───── Data ─────

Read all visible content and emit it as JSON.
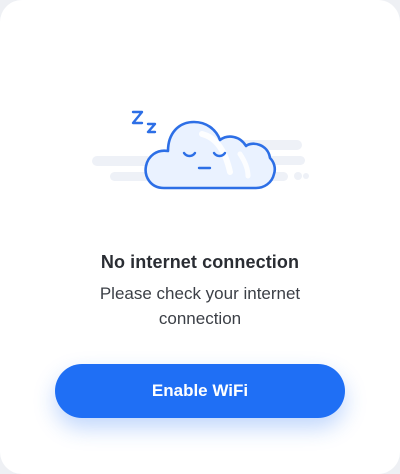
{
  "illustration": {
    "icon": "sleeping-cloud-icon",
    "sleep_letters": [
      "Z",
      "z"
    ]
  },
  "message": {
    "title": "No internet connection",
    "subtitle": "Please check your internet connection"
  },
  "action": {
    "label": "Enable WiFi"
  },
  "colors": {
    "accent": "#1f6ff5",
    "cloud_outline": "#2d6fe6",
    "cloud_fill": "#eaf2ff",
    "background_streaks": "#eef1f7"
  }
}
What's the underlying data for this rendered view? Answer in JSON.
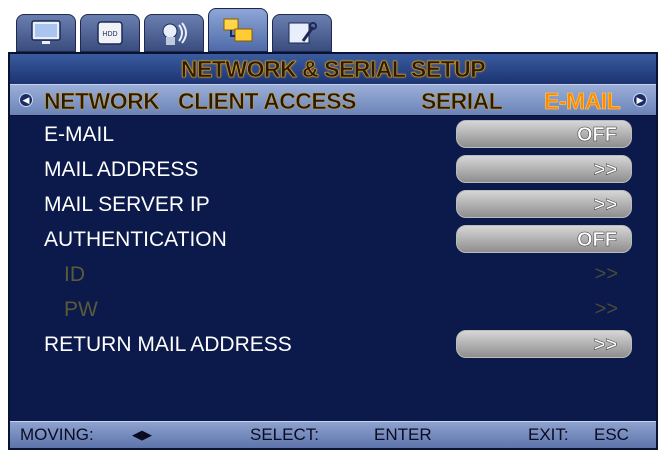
{
  "tabs": [
    {
      "name": "monitor-icon"
    },
    {
      "name": "hdd-icon",
      "text": "HDD"
    },
    {
      "name": "camera-record-icon"
    },
    {
      "name": "network-icon"
    },
    {
      "name": "system-tools-icon"
    }
  ],
  "title": "NETWORK & SERIAL SETUP",
  "subtabs": [
    "NETWORK",
    "CLIENT ACCESS",
    "SERIAL",
    "E-MAIL"
  ],
  "rows": [
    {
      "label": "E-MAIL",
      "value": "OFF"
    },
    {
      "label": "MAIL ADDRESS",
      "value": ">>"
    },
    {
      "label": "MAIL SERVER IP",
      "value": ">>"
    },
    {
      "label": "AUTHENTICATION",
      "value": "OFF"
    },
    {
      "label": "ID",
      "value": ">>"
    },
    {
      "label": "PW",
      "value": ">>"
    },
    {
      "label": "RETURN MAIL ADDRESS",
      "value": ">>"
    }
  ],
  "footer": {
    "moving": "MOVING:",
    "moving_icon": "◀▶",
    "select": "SELECT:",
    "enter": "ENTER",
    "exit": "EXIT:",
    "esc": "ESC"
  },
  "colors": {
    "background": "#0b1a4a",
    "active_subtab": "#ff8a00",
    "value_box": "#a8a8a8"
  }
}
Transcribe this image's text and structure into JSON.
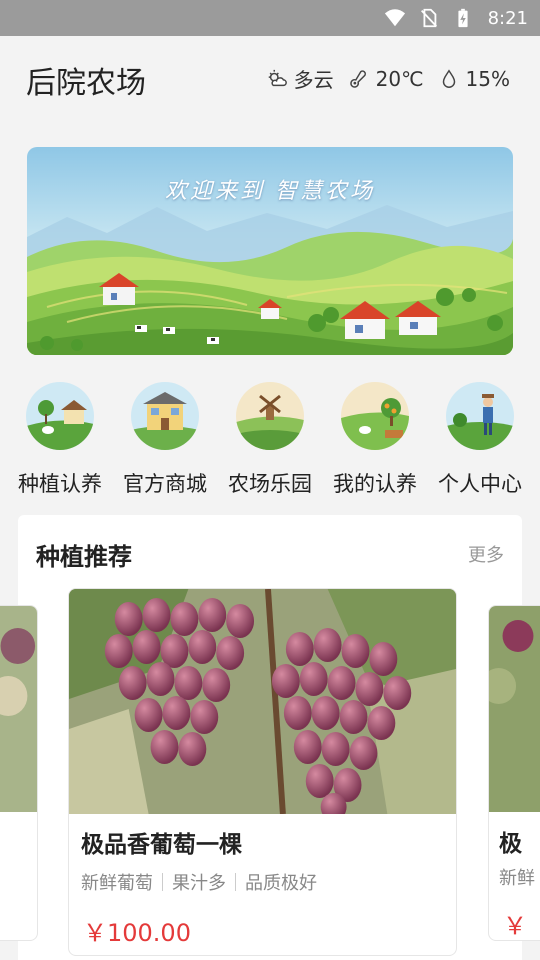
{
  "status_bar": {
    "time": "8:21",
    "icons": [
      "wifi-icon",
      "no-sim-icon",
      "battery-charging-icon"
    ]
  },
  "header": {
    "title": "后院农场",
    "weather": {
      "condition": "多云",
      "temperature": "20℃",
      "humidity": "15%",
      "icons": [
        "partly-cloudy-icon",
        "thermometer-icon",
        "humidity-drop-icon"
      ]
    }
  },
  "banner": {
    "text": "欢迎来到 智慧农场"
  },
  "quick_nav": [
    {
      "label": "种植认养",
      "icon": "planting-adopt-icon"
    },
    {
      "label": "官方商城",
      "icon": "official-mall-icon"
    },
    {
      "label": "农场乐园",
      "icon": "farm-park-icon"
    },
    {
      "label": "我的认养",
      "icon": "my-adopt-icon"
    },
    {
      "label": "个人中心",
      "icon": "personal-center-icon"
    }
  ],
  "recommend": {
    "title": "种植推荐",
    "more": "更多",
    "product": {
      "name": "极品香葡萄一棵",
      "tags": [
        "新鲜葡萄",
        "果汁多",
        "品质极好"
      ],
      "price": "￥100.00"
    },
    "next_product": {
      "name": "极",
      "tag": "新鲜",
      "price": "￥"
    }
  },
  "colors": {
    "price": "#e43a3a",
    "status_bar": "#9b9b9b",
    "background": "#f3f3f3"
  }
}
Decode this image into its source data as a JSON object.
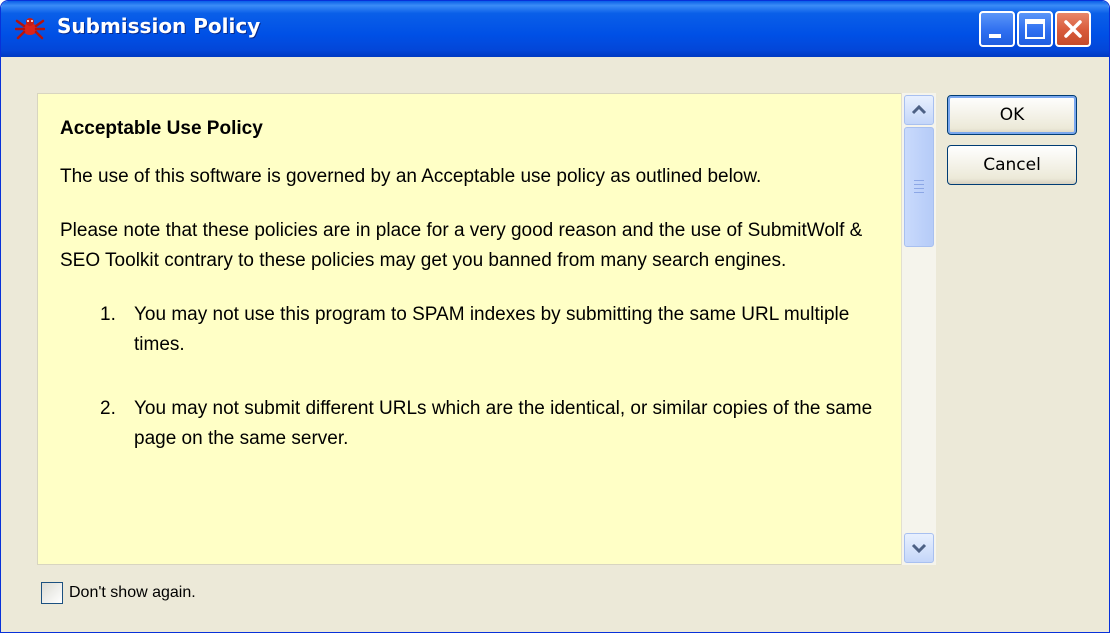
{
  "window": {
    "title": "Submission Policy"
  },
  "policy": {
    "heading": "Acceptable Use Policy",
    "paragraphs": [
      "The use of this software is governed by an Acceptable use policy as outlined below.",
      "Please note that these policies are in place for a very good reason and the use of SubmitWolf & SEO Toolkit contrary to these policies may get you banned from many search engines."
    ],
    "items": [
      {
        "num": "1.",
        "text": "You may not use this program to SPAM indexes by submitting the same URL multiple times."
      },
      {
        "num": "2.",
        "text": "You may not submit different URLs which are the identical, or similar copies of the same page on the same server."
      }
    ]
  },
  "buttons": {
    "ok": "OK",
    "cancel": "Cancel"
  },
  "checkbox": {
    "label": "Don't show again.",
    "checked": false
  },
  "colors": {
    "content_background": "#ffffc6",
    "titlebar": "#0a5fe8",
    "window_face": "#ece9d8"
  },
  "icons": {
    "app": "spider-wolf-icon",
    "minimize": "minimize-icon",
    "maximize": "maximize-icon",
    "close": "close-icon",
    "scroll_up": "chevron-up-icon",
    "scroll_down": "chevron-down-icon"
  }
}
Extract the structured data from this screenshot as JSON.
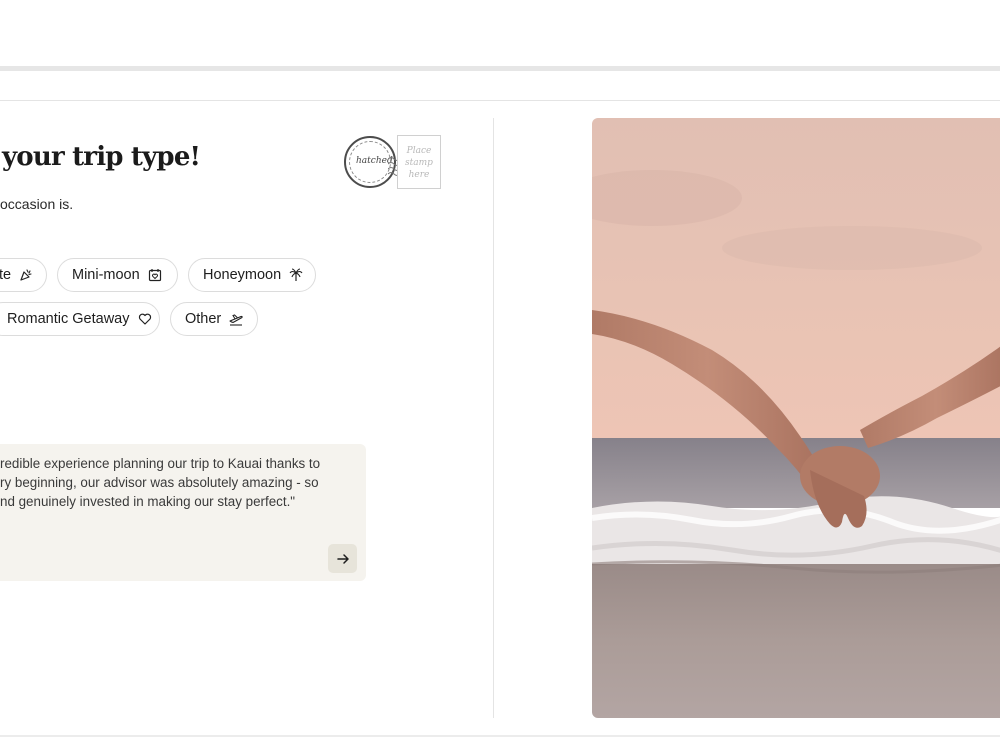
{
  "hero": {
    "title": "your trip type!",
    "subtitle": "occasion is."
  },
  "stamp": {
    "postmark_word": "hatched",
    "place_label_line1": "Place",
    "place_label_line2": "stamp",
    "place_label_line3": "here"
  },
  "trip_types": [
    {
      "label": "te",
      "icon": "party-popper-icon"
    },
    {
      "label": "Mini-moon",
      "icon": "calendar-heart-icon"
    },
    {
      "label": "Honeymoon",
      "icon": "palm-tree-icon"
    },
    {
      "label": "Romantic Getaway",
      "icon": "heart-icon"
    },
    {
      "label": "Other",
      "icon": "plane-icon"
    }
  ],
  "testimonial": {
    "line1": "redible experience planning our trip to Kauai thanks to",
    "line2": "ry beginning, our advisor was absolutely amazing - so",
    "line3": "nd genuinely invested in making our stay perfect.\"",
    "next_icon": "arrow-right-icon"
  },
  "photo": {
    "subject": "couple holding hands on beach"
  },
  "colors": {
    "testimonial_bg": "#f5f3ee",
    "chip_border": "#dcdcdc",
    "button_bg": "#e7e4da"
  }
}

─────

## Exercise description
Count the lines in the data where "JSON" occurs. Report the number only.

## Written answer
5